For now, however, the Shea butter business centre of Okere City acts as a dormitory for girls.
Ojok proudly shows off some of the projects starting to take shape around the city. Investments so far sunk into the project, thanks to his savings and charity, are worth about Shs 400 million.
When we visited, about 35 women, many of whom were above 60 years, were taking adult literacy classes in a grass-thatched building near the big greenish billboard that welcomes visitors to Okere. For about one month, we were told, the old women and a few young ones had been learning to count, write, and read at no cost.
Samson Samuel Munu, a lanky elderly man who has been teaching adults since 1997, is their tutor. Lessons switch between English and Leblango, a Luo dialect.
“What’s your name?” he asked one of the students during the late morning session.
“My name is Ajok Susan,” the student responded.
“Where do you come from?” Munu asked.
“I come from Omuko LC 1 village, Okere Parish.” The class clapped for their colleague.
Ojok says literacy and numeracy is important because Otuke is one of the most illiterate districts in Uganda. Seven in 10 people in this district did not go beyond P.7. It is worse for women at 92%.
“A month ago, they couldn’t write their names; now they do,” Ojok says.
Not far off, about 50 local council leaders are in the community hall, learning about governance.
“We shall enact by-laws at the local level so that the environment is protected,” said Goville Ogwang, the Parish Development Committee Chairperson for Okere Parish.
Ojok told The Independent Okere City is looking at accelerating climate action at the local level. “That is why they are learning about the newly enacted Climate Change Act, 2021, the National Forestry Act, the NEMA Act and all other laws concerning environmental management. It’s important because for many people, it (climate change) is just a word, for us it is an existential threat.”
At the Okere Village Bank, we are told there are about 15 groups within the village and each group has about 30 members who save together and lend and borrow among themselves.

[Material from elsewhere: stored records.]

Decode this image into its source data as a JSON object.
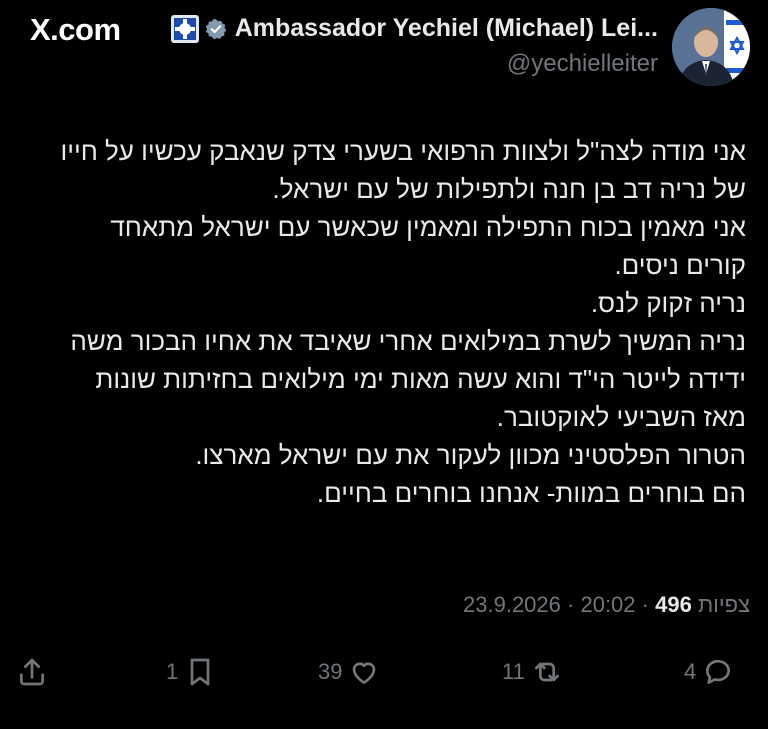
{
  "header": {
    "brand": "X.com",
    "display_name": "Ambassador Yechiel (Michael) Lei...",
    "handle": "@yechielleiter"
  },
  "tweet": {
    "lines": [
      "אני מודה לצה\"ל ולצוות הרפואי בשערי צדק שנאבק עכשיו על חייו",
      "של נריה דב בן חנה ולתפילות של עם ישראל.",
      "אני מאמין בכוח התפילה ומאמין שכאשר עם ישראל מתאחד",
      "קורים ניסים.",
      "נריה זקוק לנס.",
      "נריה המשיך לשרת במילואים אחרי שאיבד את אחיו הבכור משה",
      "ידידה לייטר הי\"ד והוא עשה מאות ימי מילואים בחזיתות שונות",
      "מאז השביעי לאוקטובר.",
      "הטרור הפלסטיני מכוון לעקור את עם ישראל מארצו.",
      "הם בוחרים במוות- אנחנו בוחרים בחיים."
    ]
  },
  "meta": {
    "date": "23.9.2026",
    "time": "20:02",
    "views_count": "496",
    "views_label": "צפיות",
    "separator": "·"
  },
  "actions": {
    "replies": "4",
    "reposts": "11",
    "likes": "39",
    "bookmarks": "1"
  },
  "icons": [
    "x-logo-icon",
    "badge-icon",
    "verified-icon",
    "share-icon",
    "bookmark-icon",
    "like-icon",
    "repost-icon",
    "reply-icon"
  ]
}
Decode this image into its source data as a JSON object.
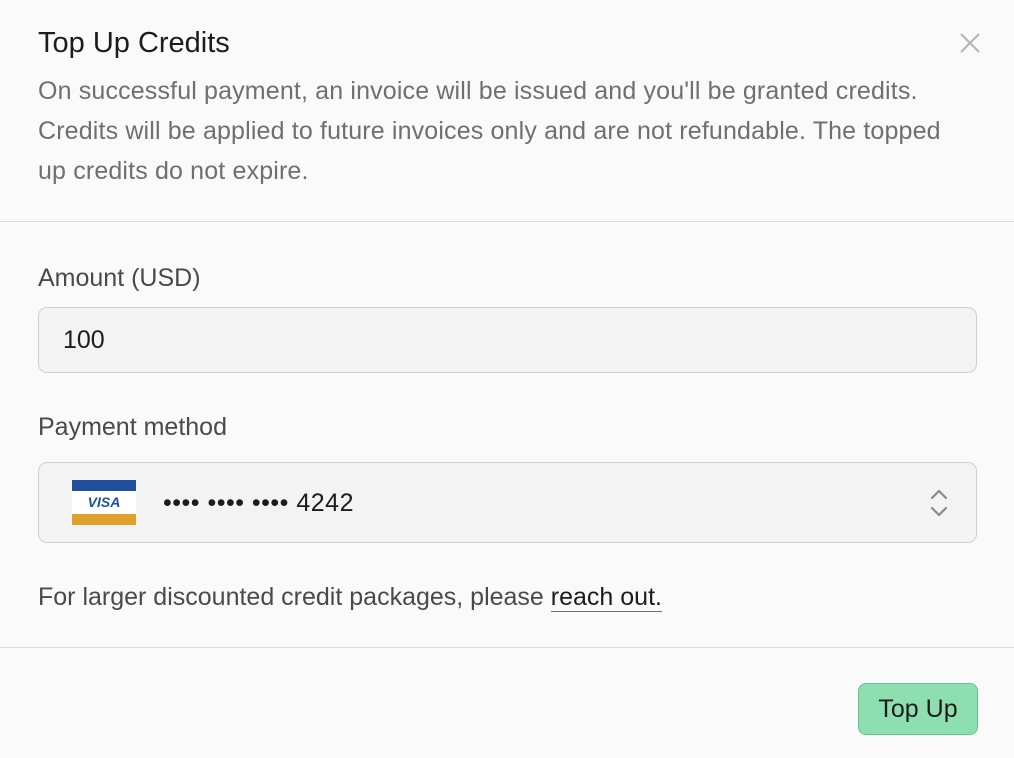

“The bank is the investment arm of Okere City,” Ojok told The Independent, “The idea is to make this a formal fully fledged bank.”
The bank idea started with Shs 200,000 in 2019. Last year, the bank had books of about Shs30 million. It charges a low interest rate of about 12%, says Moses Aker, the loan officer. The highest amount lent to groups is Shs1 million. People borrow to invest in cattle farms and goat and pig rearing.
The community health clinic is one-room in which Bosco Okello, the in-charge, said he treats patients for minor ailments like malaria, urinary tract infections, typhoid and intestinal worms. It lacks a laboratory.
Bosco Okello said the need for services is quite high because the nearest health centres are about 7km away.
We completed the tour at Okere Community School. Christine Adong, the headmistress of the school (P.1-P.6) said so far she has 125 pupils and 10 teachers. There are both Day-scholars and those in boarding.
Ojok told The Independent that in five years’ time, Okere Community School shall be the best school in Lango sub-region.
“Everything people see in Okere is in its infancy,” he said. And that includes how much life Okere residents can enjoy.